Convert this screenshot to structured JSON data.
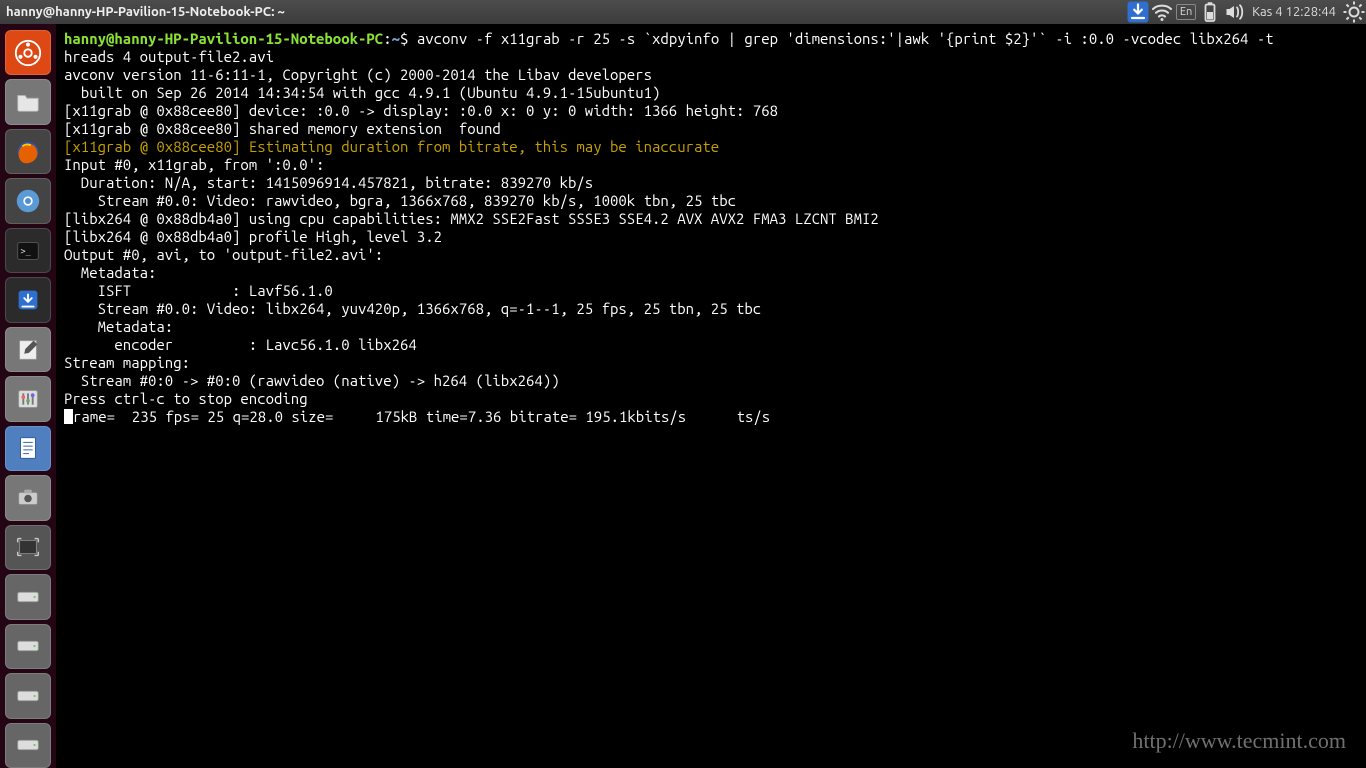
{
  "topbar": {
    "title": "hanny@hanny-HP-Pavilion-15-Notebook-PC: ~",
    "lang": "En",
    "clock": "Kas 4 12:28:44"
  },
  "launcher": {
    "items": [
      {
        "name": "ubuntu-dash",
        "bg": "#dd4814"
      },
      {
        "name": "files",
        "bg": "#6f6f6f"
      },
      {
        "name": "firefox",
        "bg": "#3a3a3a"
      },
      {
        "name": "chromium",
        "bg": "#3a3a3a"
      },
      {
        "name": "terminal",
        "bg": "#2b2b2b"
      },
      {
        "name": "downloader",
        "bg": "#2b2b2b"
      },
      {
        "name": "text-editor",
        "bg": "#6f6f6f"
      },
      {
        "name": "settings",
        "bg": "#6f6f6f"
      },
      {
        "name": "libreoffice-writer",
        "bg": "#3a6ea5"
      },
      {
        "name": "shotwell",
        "bg": "#6f6f6f"
      },
      {
        "name": "screenshot",
        "bg": "#6f6f6f"
      },
      {
        "name": "disk-1",
        "bg": "#5a5a5a"
      },
      {
        "name": "disk-2",
        "bg": "#5a5a5a"
      },
      {
        "name": "disk-3",
        "bg": "#5a5a5a"
      },
      {
        "name": "disk-4",
        "bg": "#5a5a5a"
      }
    ]
  },
  "prompt": {
    "userhost": "hanny@hanny-HP-Pavilion-15-Notebook-PC",
    "path": "~",
    "sep1": ":",
    "sep2": "$ "
  },
  "term": {
    "cmd1": "avconv -f x11grab -r 25 -s `xdpyinfo | grep 'dimensions:'|awk '{print $2}'` -i :0.0 -vcodec libx264 -t",
    "cmd2": "hreads 4 output-file2.avi",
    "l1": "avconv version 11-6:11-1, Copyright (c) 2000-2014 the Libav developers",
    "l2": "  built on Sep 26 2014 14:34:54 with gcc 4.9.1 (Ubuntu 4.9.1-15ubuntu1)",
    "l3": "[x11grab @ 0x88cee80] device: :0.0 -> display: :0.0 x: 0 y: 0 width: 1366 height: 768",
    "l4": "[x11grab @ 0x88cee80] shared memory extension  found",
    "l5": "[x11grab @ 0x88cee80] Estimating duration from bitrate, this may be inaccurate",
    "l6": "Input #0, x11grab, from ':0.0':",
    "l7": "  Duration: N/A, start: 1415096914.457821, bitrate: 839270 kb/s",
    "l8": "    Stream #0.0: Video: rawvideo, bgra, 1366x768, 839270 kb/s, 1000k tbn, 25 tbc",
    "l9": "[libx264 @ 0x88db4a0] using cpu capabilities: MMX2 SSE2Fast SSSE3 SSE4.2 AVX AVX2 FMA3 LZCNT BMI2",
    "l10": "[libx264 @ 0x88db4a0] profile High, level 3.2",
    "l11": "Output #0, avi, to 'output-file2.avi':",
    "l12": "  Metadata:",
    "l13": "    ISFT            : Lavf56.1.0",
    "l14": "    Stream #0.0: Video: libx264, yuv420p, 1366x768, q=-1--1, 25 fps, 25 tbn, 25 tbc",
    "l15": "    Metadata:",
    "l16": "      encoder         : Lavc56.1.0 libx264",
    "l17": "Stream mapping:",
    "l18": "  Stream #0:0 -> #0:0 (rawvideo (native) -> h264 (libx264))",
    "l19": "Press ctrl-c to stop encoding",
    "l20a": "f",
    "l20b": "rame=  235 fps= 25 q=28.0 size=     175kB time=7.36 bitrate= 195.1kbits/s      ts/s"
  },
  "watermark": "http://www.tecmint.com"
}
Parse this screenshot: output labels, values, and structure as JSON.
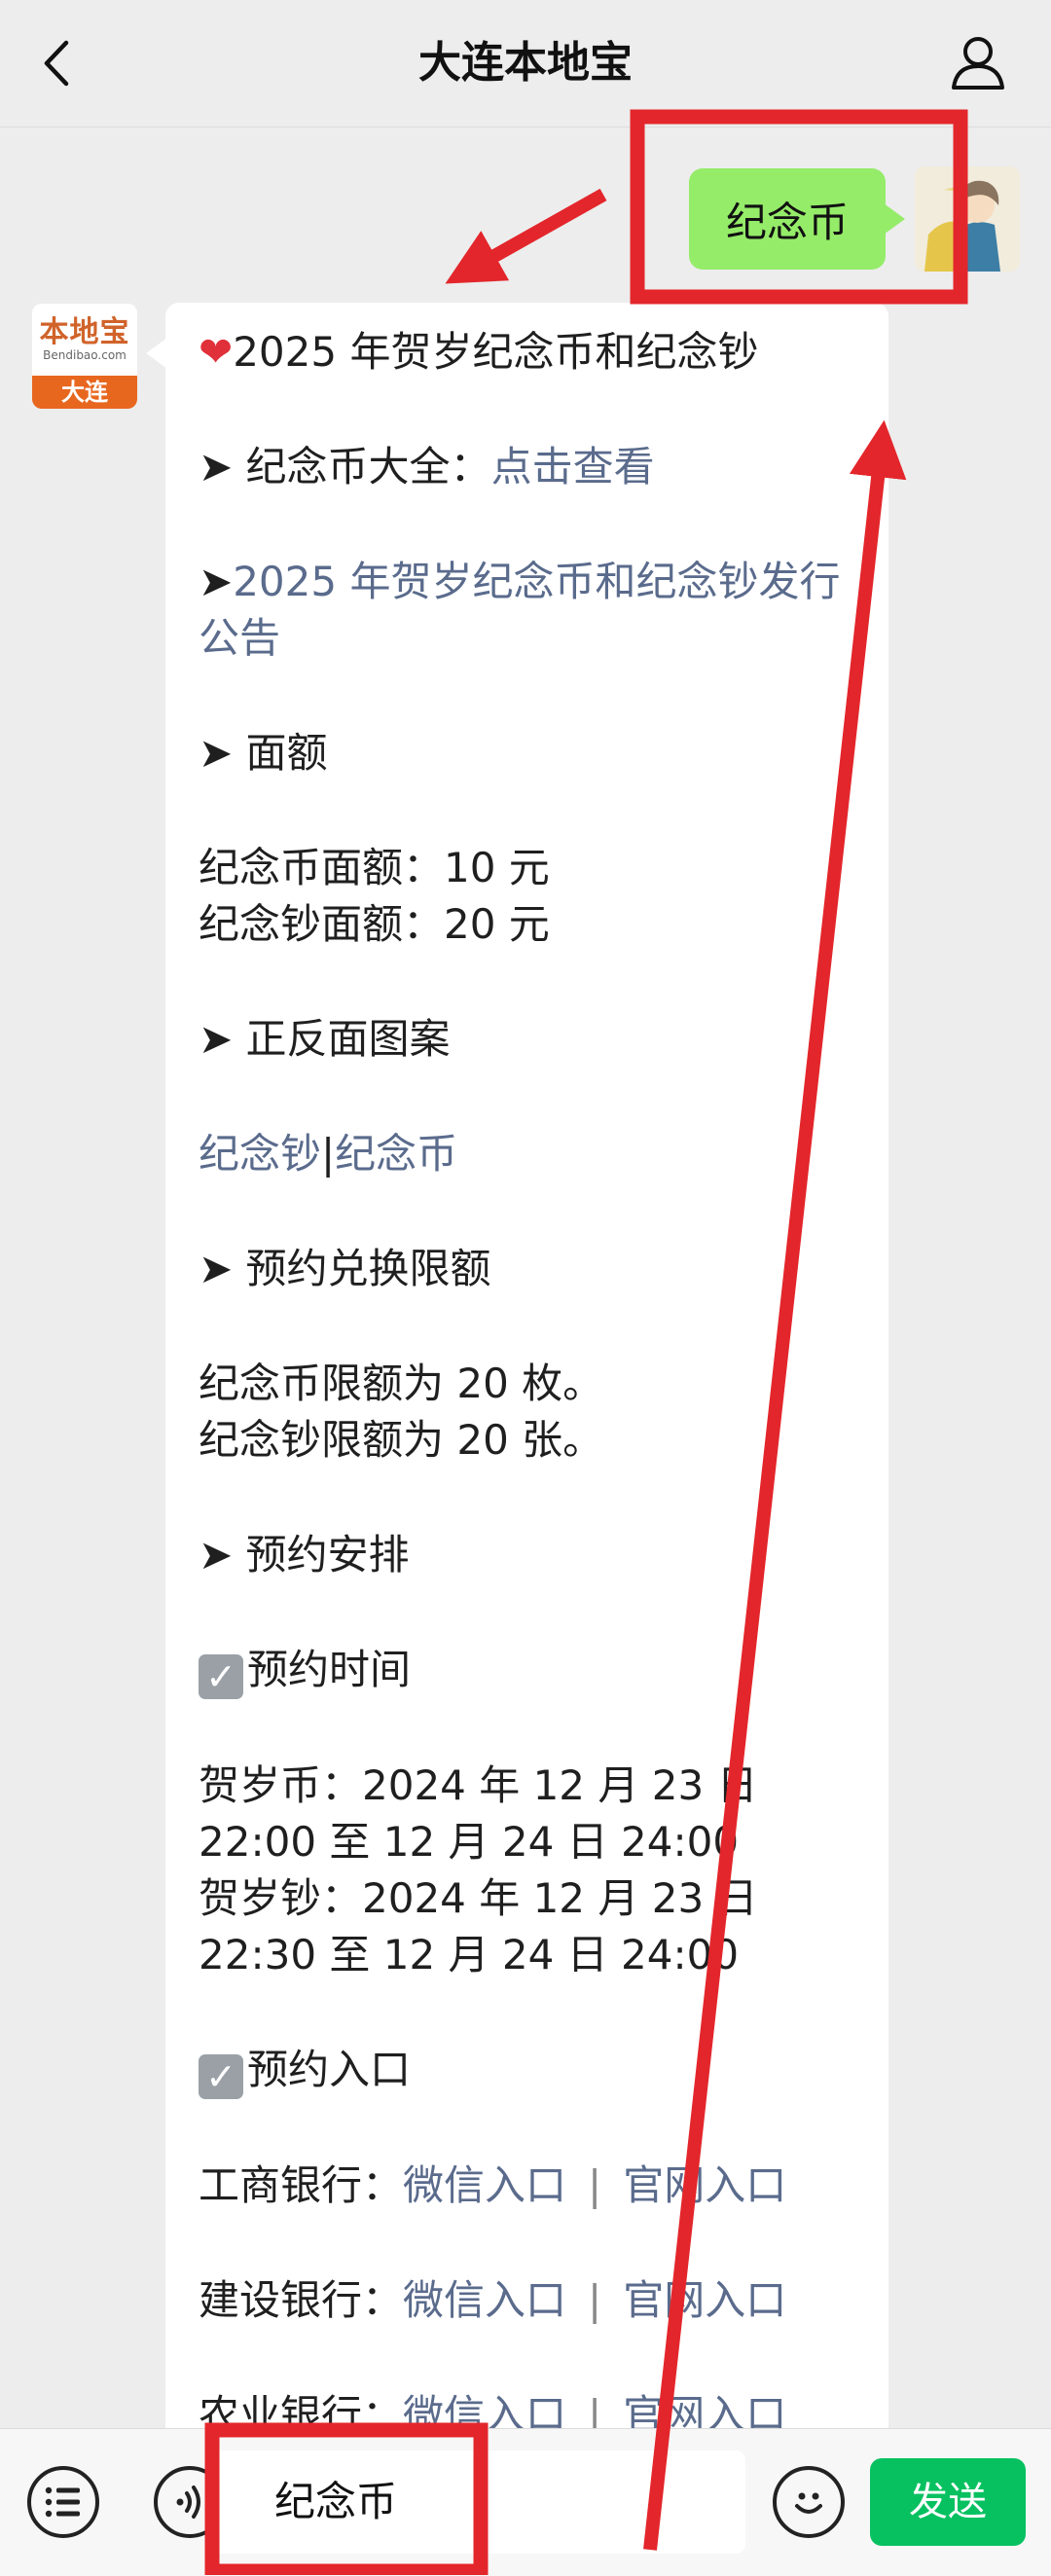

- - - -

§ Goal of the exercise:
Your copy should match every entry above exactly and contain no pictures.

§ Your response:
Convert this screenshot to structured JSON data.
{
  "topbar": {
    "title": "hanny@hanny-HP-Pavilion-15-Notebook-PC: ~",
    "lang": "En",
    "clock": "Kas 4 12:28:44"
  },
  "launcher": {
    "items": [
      {
        "name": "ubuntu-dash",
        "bg": "#dd4814"
      },
      {
        "name": "files",
        "bg": "#6f6f6f"
      },
      {
        "name": "firefox",
        "bg": "#3a3a3a"
      },
      {
        "name": "chromium",
        "bg": "#3a3a3a"
      },
      {
        "name": "terminal",
        "bg": "#2b2b2b"
      },
      {
        "name": "downloader",
        "bg": "#2b2b2b"
      },
      {
        "name": "text-editor",
        "bg": "#6f6f6f"
      },
      {
        "name": "settings",
        "bg": "#6f6f6f"
      },
      {
        "name": "libreoffice-writer",
        "bg": "#3a6ea5"
      },
      {
        "name": "shotwell",
        "bg": "#6f6f6f"
      },
      {
        "name": "screenshot",
        "bg": "#6f6f6f"
      },
      {
        "name": "disk-1",
        "bg": "#5a5a5a"
      },
      {
        "name": "disk-2",
        "bg": "#5a5a5a"
      },
      {
        "name": "disk-3",
        "bg": "#5a5a5a"
      },
      {
        "name": "disk-4",
        "bg": "#5a5a5a"
      }
    ]
  },
  "prompt": {
    "userhost": "hanny@hanny-HP-Pavilion-15-Notebook-PC",
    "path": "~",
    "sep1": ":",
    "sep2": "$ "
  },
  "term": {
    "cmd1": "avconv -f x11grab -r 25 -s `xdpyinfo | grep 'dimensions:'|awk '{print $2}'` -i :0.0 -vcodec libx264 -t",
    "cmd2": "hreads 4 output-file2.avi",
    "l1": "avconv version 11-6:11-1, Copyright (c) 2000-2014 the Libav developers",
    "l2": "  built on Sep 26 2014 14:34:54 with gcc 4.9.1 (Ubuntu 4.9.1-15ubuntu1)",
    "l3": "[x11grab @ 0x88cee80] device: :0.0 -> display: :0.0 x: 0 y: 0 width: 1366 height: 768",
    "l4": "[x11grab @ 0x88cee80] shared memory extension  found",
    "l5": "[x11grab @ 0x88cee80] Estimating duration from bitrate, this may be inaccurate",
    "l6": "Input #0, x11grab, from ':0.0':",
    "l7": "  Duration: N/A, start: 1415096914.457821, bitrate: 839270 kb/s",
    "l8": "    Stream #0.0: Video: rawvideo, bgra, 1366x768, 839270 kb/s, 1000k tbn, 25 tbc",
    "l9": "[libx264 @ 0x88db4a0] using cpu capabilities: MMX2 SSE2Fast SSSE3 SSE4.2 AVX AVX2 FMA3 LZCNT BMI2",
    "l10": "[libx264 @ 0x88db4a0] profile High, level 3.2",
    "l11": "Output #0, avi, to 'output-file2.avi':",
    "l12": "  Metadata:",
    "l13": "    ISFT            : Lavf56.1.0",
    "l14": "    Stream #0.0: Video: libx264, yuv420p, 1366x768, q=-1--1, 25 fps, 25 tbn, 25 tbc",
    "l15": "    Metadata:",
    "l16": "      encoder         : Lavc56.1.0 libx264",
    "l17": "Stream mapping:",
    "l18": "  Stream #0:0 -> #0:0 (rawvideo (native) -> h264 (libx264))",
    "l19": "Press ctrl-c to stop encoding",
    "l20a": "f",
    "l20b": "rame=  235 fps= 25 q=28.0 size=     175kB time=7.36 bitrate= 195.1kbits/s      ts/s"
  },
  "watermark": "http://www.tecmint.com"
}
Parse this screenshot: output labels, values, and structure as JSON.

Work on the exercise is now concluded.